The company visited 20 letting agents, posing as prospective tenants seek to rent a property.
Which? has accused letting agents of breaching consumer law by demanding deposits before allowing renters to see their contract.
The company visited 20 letting agents, posing as prospective tenants seek to rent a property. Five of these agents, including a branch of Connells, required a commitment or a holding deposit before the tenants could view a letting agreement.
Which? said demanding a financial commitment before tenants can view the terms and conditions could fall foul of consumer law by trapping tenants in contracts they haven’t had an opportunity to review.
Natalie Hitchins, head of home products and services at Which?, said: “It is outrageous that some agents are demanding cash up front before tenants are even shown a contract - committing them to agreements before they know what they're signing up to.

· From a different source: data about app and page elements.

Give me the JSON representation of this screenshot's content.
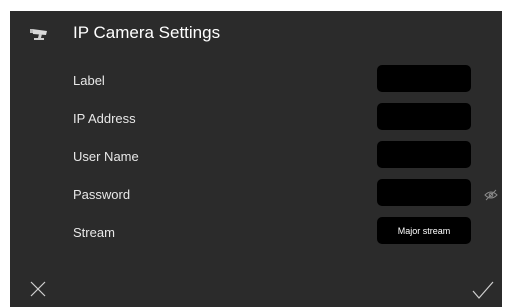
{
  "header": {
    "title": "IP Camera Settings",
    "icon": "camera-icon"
  },
  "form": {
    "label": {
      "label": "Label",
      "value": "",
      "placeholder": ""
    },
    "ip_address": {
      "label": "IP Address",
      "value": "",
      "placeholder": ""
    },
    "user_name": {
      "label": "User Name",
      "value": "",
      "placeholder": ""
    },
    "password": {
      "label": "Password",
      "value": "",
      "placeholder": "",
      "toggle_icon": "eye-slash-icon"
    },
    "stream": {
      "label": "Stream",
      "selected": "Major stream"
    }
  },
  "footer": {
    "cancel_icon": "close-icon",
    "confirm_icon": "check-icon"
  },
  "colors": {
    "background": "#2b2b2b",
    "field_background": "#000000",
    "text": "#ffffff"
  }
}
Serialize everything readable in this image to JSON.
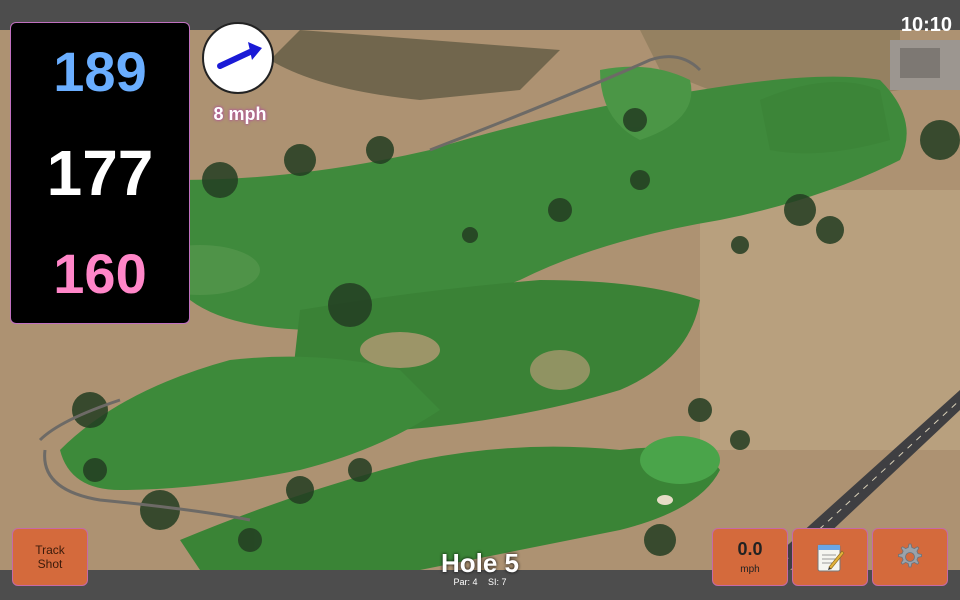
{
  "status": {
    "time": "10:10"
  },
  "distances": {
    "back": "189",
    "middle": "177",
    "front": "160"
  },
  "wind": {
    "speed_text": "8 mph",
    "direction_icon": "arrow-up-right-icon",
    "arrow_color": "#1a1ad6"
  },
  "hole": {
    "title": "Hole 5",
    "par_text": "Par: 4",
    "si_text": "SI: 7"
  },
  "buttons": {
    "track_shot_line1": "Track",
    "track_shot_line2": "Shot",
    "speed_value": "0.0",
    "speed_unit": "mph",
    "notes_icon": "notepad-icon",
    "settings_icon": "gear-icon"
  },
  "colors": {
    "back_distance": "#6aaeff",
    "middle_distance": "#ffffff",
    "front_distance": "#ff86c8",
    "button_bg": "#d46a3c",
    "fairway": "#3f8a3c"
  }
}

“The results of this Which? investigation show how vital it is for the government to introduce a legally enforceable code of practice to ensure all letting agents act in a professional manner.

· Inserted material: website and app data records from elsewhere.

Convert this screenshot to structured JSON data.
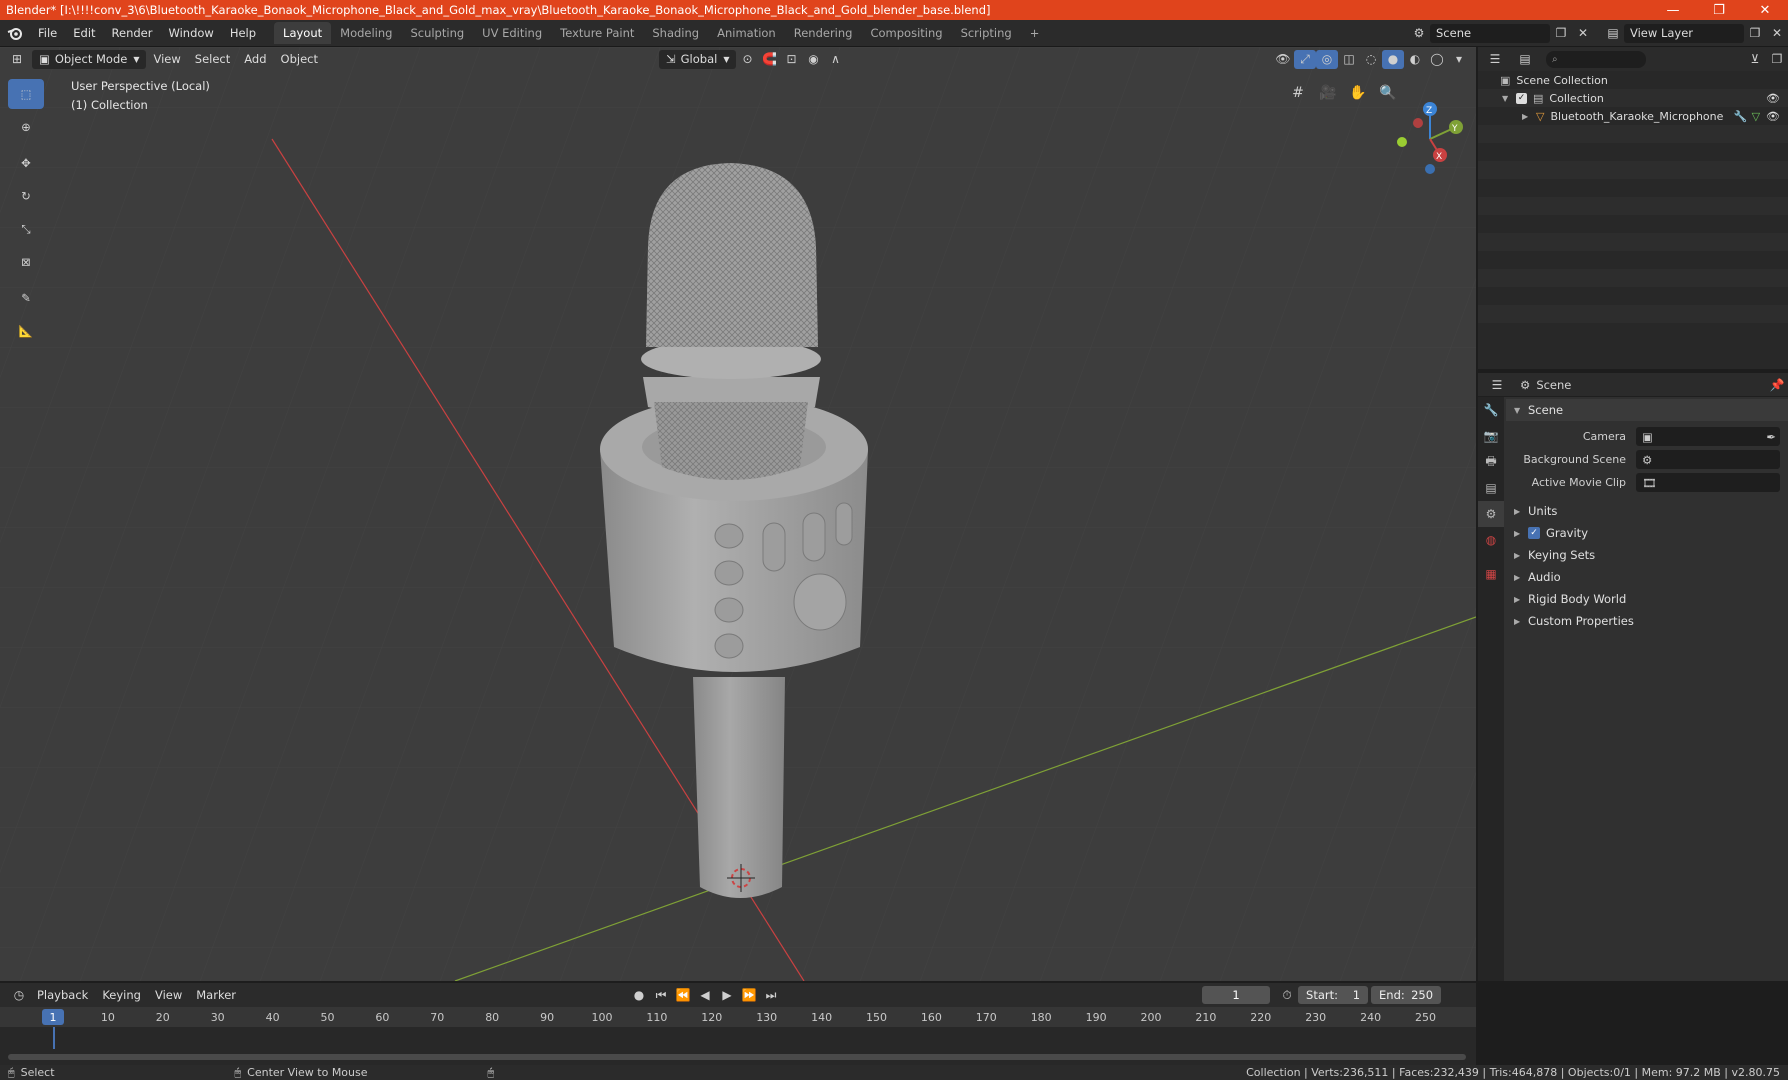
{
  "window": {
    "title": "Blender* [I:\\!!!!conv_3\\6\\Bluetooth_Karaoke_Bonaok_Microphone_Black_and_Gold_max_vray\\Bluetooth_Karaoke_Bonaok_Microphone_Black_and_Gold_blender_base.blend]",
    "minimize": "—",
    "restore": "❐",
    "close": "✕"
  },
  "menu": {
    "items": [
      "File",
      "Edit",
      "Render",
      "Window",
      "Help"
    ]
  },
  "workspaces": {
    "tabs": [
      "Layout",
      "Modeling",
      "Sculpting",
      "UV Editing",
      "Texture Paint",
      "Shading",
      "Animation",
      "Rendering",
      "Compositing",
      "Scripting"
    ],
    "active": "Layout",
    "add": "+"
  },
  "scene_selector": {
    "value": "Scene"
  },
  "view_layer_selector": {
    "value": "View Layer"
  },
  "viewport": {
    "mode": "Object Mode",
    "menus": [
      "View",
      "Select",
      "Add",
      "Object"
    ],
    "transform_orientation": "Global",
    "info_line1": "User Perspective (Local)",
    "info_line2": "(1) Collection",
    "gizmo": {
      "x": "X",
      "y": "Y",
      "z": "Z"
    }
  },
  "outliner": {
    "search_placeholder": "",
    "rows": [
      {
        "label": "Scene Collection"
      },
      {
        "label": "Collection"
      },
      {
        "label": "Bluetooth_Karaoke_Microphone"
      }
    ]
  },
  "properties": {
    "context": "Scene",
    "panel_title": "Scene",
    "fields": [
      {
        "label": "Camera",
        "value": ""
      },
      {
        "label": "Background Scene",
        "value": ""
      },
      {
        "label": "Active Movie Clip",
        "value": ""
      }
    ],
    "sections": [
      "Units",
      "Gravity",
      "Keying Sets",
      "Audio",
      "Rigid Body World",
      "Custom Properties"
    ],
    "gravity_checked": true
  },
  "timeline": {
    "menus": [
      "Playback",
      "Keying",
      "View",
      "Marker"
    ],
    "current_frame": "1",
    "start_label": "Start:",
    "start": "1",
    "end_label": "End:",
    "end": "250",
    "ruler": [
      "1",
      "10",
      "20",
      "30",
      "40",
      "50",
      "60",
      "70",
      "80",
      "90",
      "100",
      "110",
      "120",
      "130",
      "140",
      "150",
      "160",
      "170",
      "180",
      "190",
      "200",
      "210",
      "220",
      "230",
      "240",
      "250"
    ]
  },
  "statusbar": {
    "select": "Select",
    "center_view": "Center View to Mouse",
    "stats": "Collection | Verts:236,511 | Faces:232,439 | Tris:464,878 | Objects:0/1 | Mem: 97.2 MB | v2.80.75"
  },
  "colors": {
    "titlebar": "#e0441c",
    "accent": "#4772b3",
    "x_axis": "#c94141",
    "y_axis": "#7fa136",
    "z_axis": "#3b84d6"
  }
}
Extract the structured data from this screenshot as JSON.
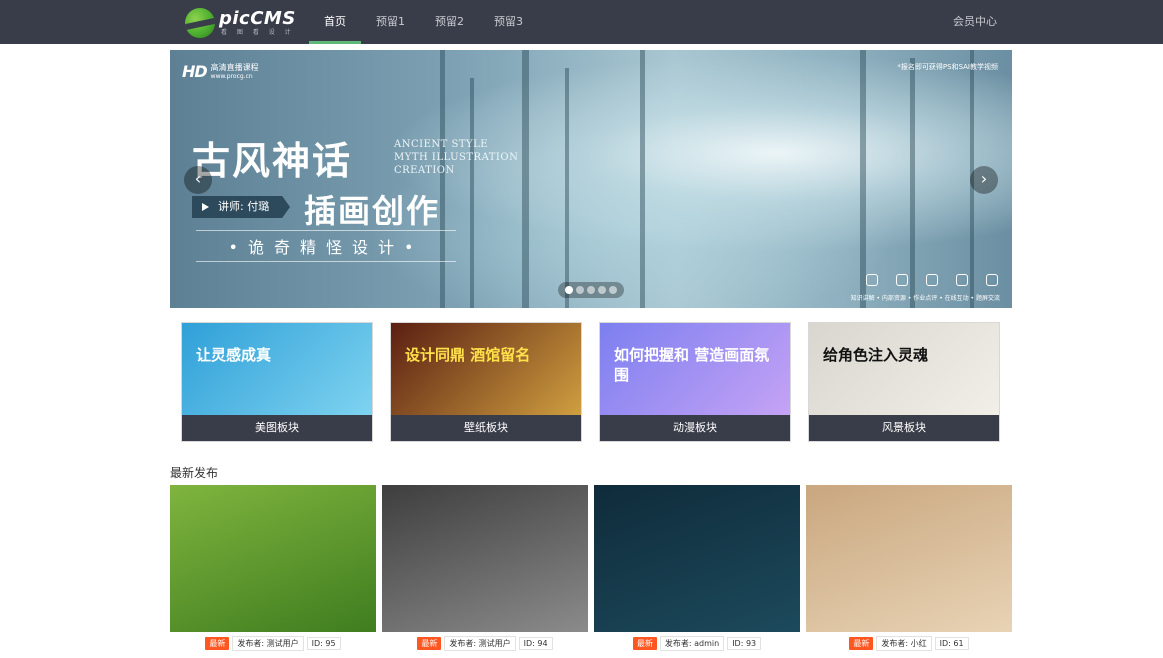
{
  "brand": {
    "name": "picCMS",
    "tagline": "看 图 看 设 计"
  },
  "nav": {
    "items": [
      {
        "label": "首页",
        "active": true
      },
      {
        "label": "预留1",
        "active": false
      },
      {
        "label": "预留2",
        "active": false
      },
      {
        "label": "预留3",
        "active": false
      }
    ],
    "member": "会员中心"
  },
  "banner": {
    "hd": "HD",
    "hd_text": "高清直播课程",
    "hd_url": "www.procg.cn",
    "note": "*报名即可获得PS和SAI教学视频",
    "title_main": "古风神话",
    "title_en": "ANCIENT STYLE MYTH ILLUSTRATION CREATION",
    "teacher": "讲师: 付璐",
    "title_sub": "插画创作",
    "title_tag": "•诡奇精怪设计•",
    "footer": "知识讲解 • 内部资源 • 作业点评 • 在线互动 • 题屏交流",
    "slide_count": 5,
    "active_slide": 0
  },
  "categories": [
    {
      "label": "美图板块",
      "colors": [
        "#2fa0d8",
        "#7fd3f0"
      ],
      "art": "让灵感成真",
      "art_color": "#ffffff"
    },
    {
      "label": "壁纸板块",
      "colors": [
        "#5a1f12",
        "#d0a040"
      ],
      "art": "设计同鼎 酒馆留名",
      "art_color": "#ffe14a"
    },
    {
      "label": "动漫板块",
      "colors": [
        "#7c7ff0",
        "#c6a3f5"
      ],
      "art": "如何把握和 营造画面氛围",
      "art_color": "#ffffff"
    },
    {
      "label": "风景板块",
      "colors": [
        "#d9d6cf",
        "#f2efe8"
      ],
      "art": "给角色注入灵魂",
      "art_color": "#111111"
    }
  ],
  "latest": {
    "title": "最新发布",
    "posts": [
      {
        "badge": "最新",
        "author": "发布者: 测试用户",
        "id": "ID: 95",
        "colors": [
          "#7fb43e",
          "#3f7d1f"
        ]
      },
      {
        "badge": "最新",
        "author": "发布者: 测试用户",
        "id": "ID: 94",
        "colors": [
          "#3e3e3e",
          "#8b8b8b"
        ]
      },
      {
        "badge": "最新",
        "author": "发布者: admin",
        "id": "ID: 93",
        "colors": [
          "#0f2b3a",
          "#1c4a5c"
        ]
      },
      {
        "badge": "最新",
        "author": "发布者: 小红",
        "id": "ID: 61",
        "colors": [
          "#c9a77f",
          "#e8d3b5"
        ]
      }
    ]
  }
}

“The CMA must also investigate the sector and take action where needed to tackle unfair practices and contract terms.”
The fake prospective tenants asked to see a copy of the terms and conditions they would be signing but one in four agents failed to provide a contract.
In some cases, the letting agent also requested a reference check to be paid for and completed before tenants saw the terms of the contract.
However David Cox, chief executive, ARLA Propertymark, contested whether this constitutes breaking consumer law.
He said: “There is currently no legal requirement in England or Wales to have a tenancy agreement, and as legal statute overrides contract, any unreasonable terms in a contract would be unenforceable in a court of law.
“As such, we would question the suggestion that agents are breaching consumer protection law. We have long been advocating for a legal requirement to have a written tenancy agreement, as they have in Scotland, to avoid many of the misunderstandings cited in this research.
“Which? implies that even Ministry of Housing, Communities & Local Government’s template tenancy agreement is in breach of their best practice; this demonstrates just how complex the issue around terms and conditions can be.”